• **What you should do**: Your answer should consist of every line in the records that holds "file".
╭─ Given records
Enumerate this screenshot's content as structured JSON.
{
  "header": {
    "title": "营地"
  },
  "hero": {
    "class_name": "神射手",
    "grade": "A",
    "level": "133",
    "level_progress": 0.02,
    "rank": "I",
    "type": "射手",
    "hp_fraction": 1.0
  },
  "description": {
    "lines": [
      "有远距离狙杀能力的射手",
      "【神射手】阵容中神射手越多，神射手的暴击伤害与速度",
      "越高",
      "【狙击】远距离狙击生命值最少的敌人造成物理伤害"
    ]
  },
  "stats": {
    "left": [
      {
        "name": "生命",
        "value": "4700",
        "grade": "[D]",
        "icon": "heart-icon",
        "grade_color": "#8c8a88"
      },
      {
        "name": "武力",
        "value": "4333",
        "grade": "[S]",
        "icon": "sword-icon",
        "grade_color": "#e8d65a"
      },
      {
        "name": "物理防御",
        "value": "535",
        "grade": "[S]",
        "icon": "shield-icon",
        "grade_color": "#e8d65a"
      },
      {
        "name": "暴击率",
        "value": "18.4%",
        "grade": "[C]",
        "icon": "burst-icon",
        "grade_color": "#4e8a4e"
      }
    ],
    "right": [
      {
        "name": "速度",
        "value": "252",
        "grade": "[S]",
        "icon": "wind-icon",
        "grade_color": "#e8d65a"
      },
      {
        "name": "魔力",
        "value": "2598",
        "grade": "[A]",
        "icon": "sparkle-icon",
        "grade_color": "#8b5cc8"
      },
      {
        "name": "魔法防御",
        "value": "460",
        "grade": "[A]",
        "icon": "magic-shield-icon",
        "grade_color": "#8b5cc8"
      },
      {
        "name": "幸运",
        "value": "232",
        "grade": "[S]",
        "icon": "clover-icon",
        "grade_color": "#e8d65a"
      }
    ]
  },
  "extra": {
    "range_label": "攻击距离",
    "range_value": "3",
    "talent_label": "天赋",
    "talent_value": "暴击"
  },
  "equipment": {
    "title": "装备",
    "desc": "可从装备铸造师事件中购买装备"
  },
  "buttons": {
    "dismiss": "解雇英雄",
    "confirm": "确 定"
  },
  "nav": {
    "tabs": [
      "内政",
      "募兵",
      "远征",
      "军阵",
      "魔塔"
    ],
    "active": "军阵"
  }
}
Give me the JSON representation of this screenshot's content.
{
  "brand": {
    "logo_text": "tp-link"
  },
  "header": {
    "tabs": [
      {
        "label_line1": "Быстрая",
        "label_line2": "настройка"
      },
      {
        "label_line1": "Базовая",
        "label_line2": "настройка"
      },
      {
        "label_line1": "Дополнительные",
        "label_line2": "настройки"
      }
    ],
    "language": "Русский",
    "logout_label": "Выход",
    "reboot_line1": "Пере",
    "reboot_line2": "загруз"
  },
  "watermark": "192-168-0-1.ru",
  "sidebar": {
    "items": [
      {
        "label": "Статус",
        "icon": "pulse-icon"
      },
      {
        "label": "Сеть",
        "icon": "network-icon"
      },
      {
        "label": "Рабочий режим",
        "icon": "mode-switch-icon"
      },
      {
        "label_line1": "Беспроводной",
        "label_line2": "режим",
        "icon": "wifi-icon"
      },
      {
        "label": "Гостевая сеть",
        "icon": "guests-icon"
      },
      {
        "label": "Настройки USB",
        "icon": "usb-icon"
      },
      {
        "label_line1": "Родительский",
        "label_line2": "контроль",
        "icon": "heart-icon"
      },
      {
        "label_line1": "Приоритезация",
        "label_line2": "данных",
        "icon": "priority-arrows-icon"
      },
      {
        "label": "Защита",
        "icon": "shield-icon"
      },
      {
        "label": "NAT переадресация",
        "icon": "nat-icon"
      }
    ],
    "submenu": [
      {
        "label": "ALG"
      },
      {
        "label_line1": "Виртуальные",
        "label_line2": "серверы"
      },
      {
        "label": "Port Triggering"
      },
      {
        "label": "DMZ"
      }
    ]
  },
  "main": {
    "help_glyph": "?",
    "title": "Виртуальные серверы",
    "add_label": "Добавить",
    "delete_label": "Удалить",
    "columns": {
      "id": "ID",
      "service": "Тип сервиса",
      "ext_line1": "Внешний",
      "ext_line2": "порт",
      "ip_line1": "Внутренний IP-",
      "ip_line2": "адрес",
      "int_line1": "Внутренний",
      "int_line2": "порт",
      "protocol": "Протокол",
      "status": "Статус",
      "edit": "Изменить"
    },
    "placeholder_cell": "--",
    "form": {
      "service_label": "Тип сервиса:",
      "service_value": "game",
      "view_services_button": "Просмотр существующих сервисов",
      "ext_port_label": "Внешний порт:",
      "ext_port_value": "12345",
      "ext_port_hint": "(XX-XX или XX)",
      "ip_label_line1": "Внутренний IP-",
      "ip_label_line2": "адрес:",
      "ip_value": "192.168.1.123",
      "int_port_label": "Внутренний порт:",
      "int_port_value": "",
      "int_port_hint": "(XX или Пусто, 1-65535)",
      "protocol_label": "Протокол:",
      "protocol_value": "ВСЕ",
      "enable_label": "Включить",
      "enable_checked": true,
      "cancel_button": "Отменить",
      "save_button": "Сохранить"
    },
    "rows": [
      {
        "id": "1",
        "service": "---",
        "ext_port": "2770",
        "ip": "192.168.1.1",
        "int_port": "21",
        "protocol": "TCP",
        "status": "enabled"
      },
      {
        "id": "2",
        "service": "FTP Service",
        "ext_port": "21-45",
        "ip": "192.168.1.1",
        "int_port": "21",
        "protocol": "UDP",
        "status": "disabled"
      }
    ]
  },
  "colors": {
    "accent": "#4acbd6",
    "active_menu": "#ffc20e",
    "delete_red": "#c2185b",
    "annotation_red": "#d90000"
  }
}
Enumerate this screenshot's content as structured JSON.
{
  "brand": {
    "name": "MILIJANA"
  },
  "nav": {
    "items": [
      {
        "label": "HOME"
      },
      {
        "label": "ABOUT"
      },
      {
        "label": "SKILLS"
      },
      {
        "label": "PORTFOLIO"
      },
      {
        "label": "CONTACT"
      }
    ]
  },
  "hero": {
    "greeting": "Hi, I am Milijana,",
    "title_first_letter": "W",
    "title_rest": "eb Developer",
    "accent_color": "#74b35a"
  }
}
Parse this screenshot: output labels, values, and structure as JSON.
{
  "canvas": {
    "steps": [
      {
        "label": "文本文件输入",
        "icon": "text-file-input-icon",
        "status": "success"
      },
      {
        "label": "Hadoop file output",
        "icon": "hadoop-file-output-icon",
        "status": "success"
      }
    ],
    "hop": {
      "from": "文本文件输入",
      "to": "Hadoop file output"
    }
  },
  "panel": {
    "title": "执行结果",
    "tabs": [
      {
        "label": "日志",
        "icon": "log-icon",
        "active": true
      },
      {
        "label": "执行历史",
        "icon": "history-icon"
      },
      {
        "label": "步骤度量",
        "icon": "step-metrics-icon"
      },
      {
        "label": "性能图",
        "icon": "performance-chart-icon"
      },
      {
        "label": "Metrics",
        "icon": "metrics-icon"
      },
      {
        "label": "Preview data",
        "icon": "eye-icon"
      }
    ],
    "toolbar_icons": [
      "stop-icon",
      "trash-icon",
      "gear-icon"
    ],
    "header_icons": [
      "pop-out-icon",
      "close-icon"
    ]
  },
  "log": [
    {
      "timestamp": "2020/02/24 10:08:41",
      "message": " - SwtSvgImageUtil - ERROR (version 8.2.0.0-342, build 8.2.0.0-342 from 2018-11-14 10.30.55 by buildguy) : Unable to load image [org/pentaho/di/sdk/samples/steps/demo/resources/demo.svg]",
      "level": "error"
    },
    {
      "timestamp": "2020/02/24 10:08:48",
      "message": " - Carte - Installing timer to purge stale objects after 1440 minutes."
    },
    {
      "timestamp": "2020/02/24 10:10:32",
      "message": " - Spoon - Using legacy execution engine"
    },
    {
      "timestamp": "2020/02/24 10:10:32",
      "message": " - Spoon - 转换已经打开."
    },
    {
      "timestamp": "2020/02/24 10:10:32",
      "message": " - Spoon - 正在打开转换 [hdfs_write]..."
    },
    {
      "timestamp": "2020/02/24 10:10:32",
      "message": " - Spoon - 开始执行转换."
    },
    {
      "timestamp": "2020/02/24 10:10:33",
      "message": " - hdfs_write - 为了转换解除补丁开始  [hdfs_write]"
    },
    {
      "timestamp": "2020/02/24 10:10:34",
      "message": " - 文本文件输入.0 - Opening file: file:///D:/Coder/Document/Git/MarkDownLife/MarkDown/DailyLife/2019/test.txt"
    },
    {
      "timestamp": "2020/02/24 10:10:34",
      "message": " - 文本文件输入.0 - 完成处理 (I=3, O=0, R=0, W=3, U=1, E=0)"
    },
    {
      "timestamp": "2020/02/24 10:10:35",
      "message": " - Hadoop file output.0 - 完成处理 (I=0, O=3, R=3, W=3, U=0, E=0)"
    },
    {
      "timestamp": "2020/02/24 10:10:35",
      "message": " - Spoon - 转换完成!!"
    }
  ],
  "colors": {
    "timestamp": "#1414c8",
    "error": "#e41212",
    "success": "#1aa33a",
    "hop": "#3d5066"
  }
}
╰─
• **Problem solution**:
        "icon": "text-file-input-icon",
        "label": "Hadoop file output",
        "icon": "hadoop-file-output-icon",
      "to": "Hadoop file output"
      "message": " - 文本文件输入.0 - Opening file: file:///D:/Coder/Document/Git/MarkDownLife/MarkDown/DailyLife/2019/test.txt"
      "message": " - Hadoop file output.0 - 完成处理 (I=0, O=3, R=3, W=3, U=0, E=0)"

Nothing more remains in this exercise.